If you are not sure whether the death of your loved one qualifies as wrongful under Florida’s legal definition, speak to a lawyer about your specific situation. A lawyer can review your case, often at no charge, and let you know if you have the elements of a wrongful death claim. If so, your lawyer may be able to help you file the paperwork in your county to bring a claim against the right defendant by the statute of limitations.

Who Can File a Wrongful Death Claim?

Not just anybody can file a wrongful death lawsuit in Florida. The state’s wrongful death laws limit this privilege to only certain parties. According to Statute 768.20, the deceased person’s personal representative must bring the wrongful death action. The deceased person’s will might name a personal representative, or else the courts will appoint one.

The personal representative will file the claim for the benefit of all the decedent’s surviving loved ones, as well as for estate damages the fatal injury caused. Survivors who can receive benefits include the decedent’s spouse, children and parents, as well as any blood relative or adoptive sibling that can prove dependence on the decedent.

Who Can You Sue?

Your family may be able to file a wrongful death claim against many different parties, as well as multiple defendants at once depending on the situation. The personal representative in your wrongful death claim can file a lawsuit against any individual or entity responsible for causing the death of your loved one. This could be an employer, motor vehicle driver, product manufacturer, doctor, hospital, landowner, the government or many other parties. Identifying the appropriate defendant(s) in your wrongful death lawsuit is a task a lawyer in Florida can complete for you.

Florida Wrongful Death Laws

To have a successful wrongful death claim in Florida, you will need at least a basic understanding of how to navigate the state’s laws. You will need to know the statute of limitations on bringing a claim, for example, as well as what to expect from the claims process. Hiring a wrongful death lawyer can save you from having to sort through Florida’s statutes alone. Your attorney will handle things for you with skill and proven legal strategies.

Florida Wrongful Death Statute of Limitations

The statute of limitations is one of the most important laws to know during a Florida wrongful death claim. The statute of limitations is the deadline for filing a claim. Failing to meet your deadline will most likely result in the courts barring your family from any financial recovery. A missed statute of limitations is something the courts take seriously. Most courts will refuse to hear a case a plaintiff files past the time limit.
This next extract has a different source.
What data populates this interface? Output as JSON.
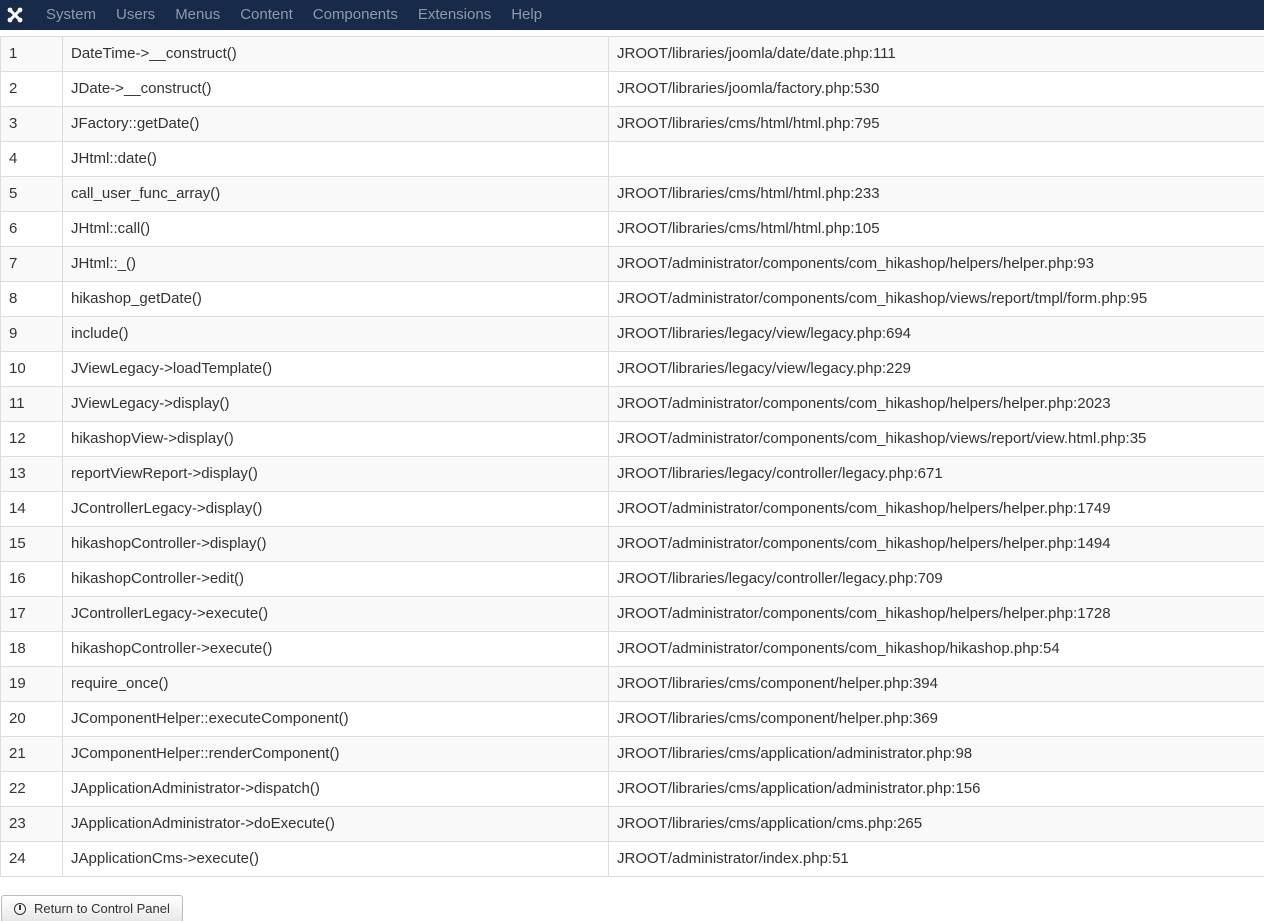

In Florida, in most wrongful death lawsuits, plaintiffs have two years of the date of death to bring their claims (Statute 95.11). The two-year time clock starts ticking on the date your loved one dies, not necessarily the date of the accident that caused the injury or illness. The courts have some exceptions to the general rule, in which they will postpone the statute of limitations. For example, if the state files a criminal case against the defendant for the same incident, the civil courts will most likely toll your deadline until two years from the date of the resolution of the criminal case.

Damages for Wrongful Death Lawsuits

The damages, or financial compensation, you could receive through a wrongful death claim in Florida depend on the unique case. Florida Statutes section 768.21 states that surviving loved ones may recover the costs of lost support and services, lost companionship, lost protection, mental pain and suffering, lost parental companionship for surviving children, medical expenses, funeral and burial costs, and losses to the estate.

The potential value of your wrongful death claim will depend on the factors of your claim, including the age of the decedent, his or her income, the effect the death had on your family, and the actions of the defendant. Discuss your case in more detail with a Tampa wrongful death attorney today for more information. A lawyer can help you navigate Florida’s wrongful death laws and fight for full compensation for your family’s losses.